The Goats of Christmas Past
The Gävle Goat (Gävlebocken) is a traditional Christmas display erected annually at Slottstorget in central Gävle, Sweden. It is a giant version of a traditional Swedish Yule Goat figure made of straw, and is erected each year at the beginning of Advent by local community groups. Ikea Iceland echoes its homeland’s tradition by erecting a similar edifice outside its store in Garðabær in the Capital region of the country.
Sadly, the ill-fated Christmas Goat has been in the wars once again, this time narrowly avoiding immolation in a fluffed arson attempt.
Icelandic news source ‘Nútíminn’ reports that CCTV recorded two individuals approaching the fenced enclosure that protects the Christmas Goat from vandalism, but, as can be seen in the video, things did not go according to plan for the would be arsonists.

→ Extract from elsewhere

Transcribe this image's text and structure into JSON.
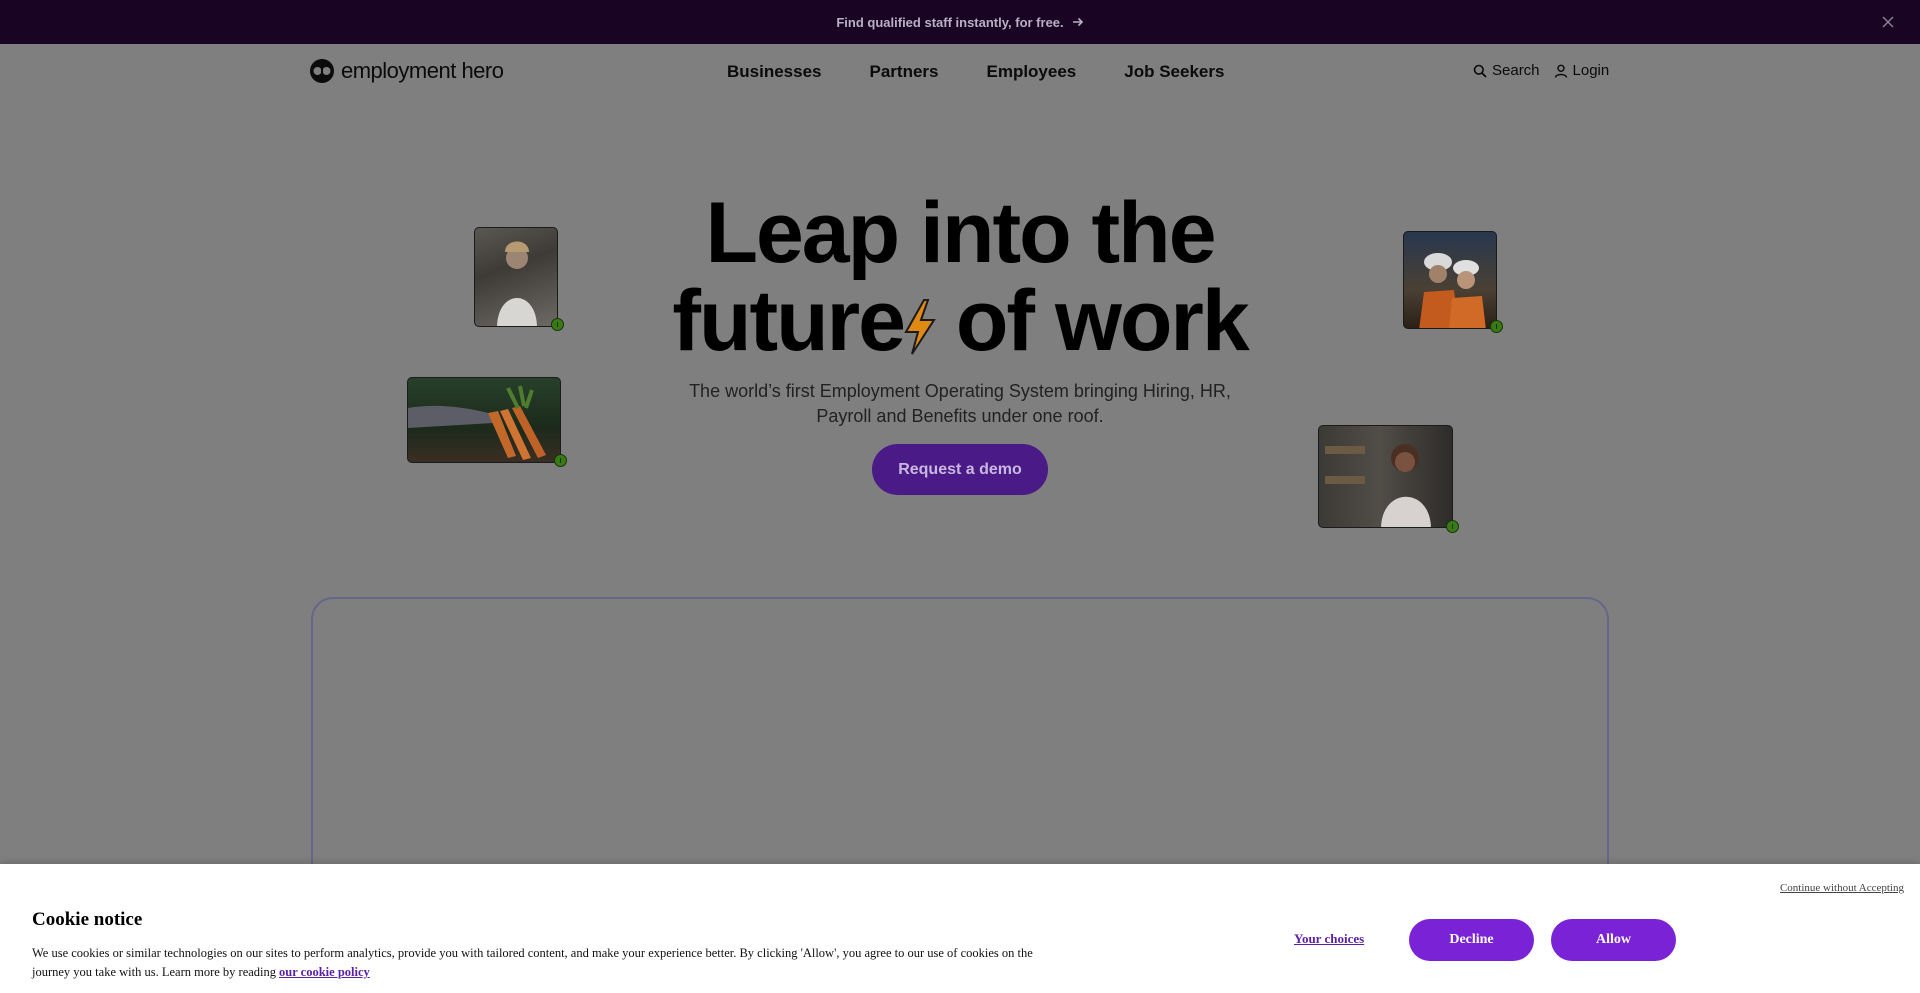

We don’t expect the guy on the right to get the call to shotput for the Icelandic Olympic team any time soon. Click here to view video
Residents of Garðabær are becoming accustomed to the continuing misadventures of the beleaguered beast, which is made of straw fastened around a thin metal frame. Just like its Swedish counterpart, the Christmas goat in Iceland has been subjected to all kinds of hardship over the years.
In both 2010 and 2012, vandals set fire to the Icelandic goat, and in 2011 and 2013, unusually high winds tore apart its thin metal frame as the poor creature was unable to stand up against the region’s trademark icy gusts.
Last year, it seems the goat had had enough of the endless indignity and attempted to go out in a blaze of glory. Faulty wiring in the Christmas lights reportedly sparked an ignition of the straw, and up it went.
This year, the goat keepers at Ikea in Garðabær are upping their game. “We have 24-hour surveillance and video cameras directed at the goat. We also have people on stand-by with fire extinguishers in case something happens,” said Þórarinn Ævarsson, head of IKEA in Iceland, who seems determined for the worst not to happen this year. “But of course we hope that it will get the chance to stay standing.”
For the goat’s sake, we hope they aren’t kidding.
Header image: Fredrik Sandberg
Thumbnail image: Mark Palmer
Goat image in text: IKEA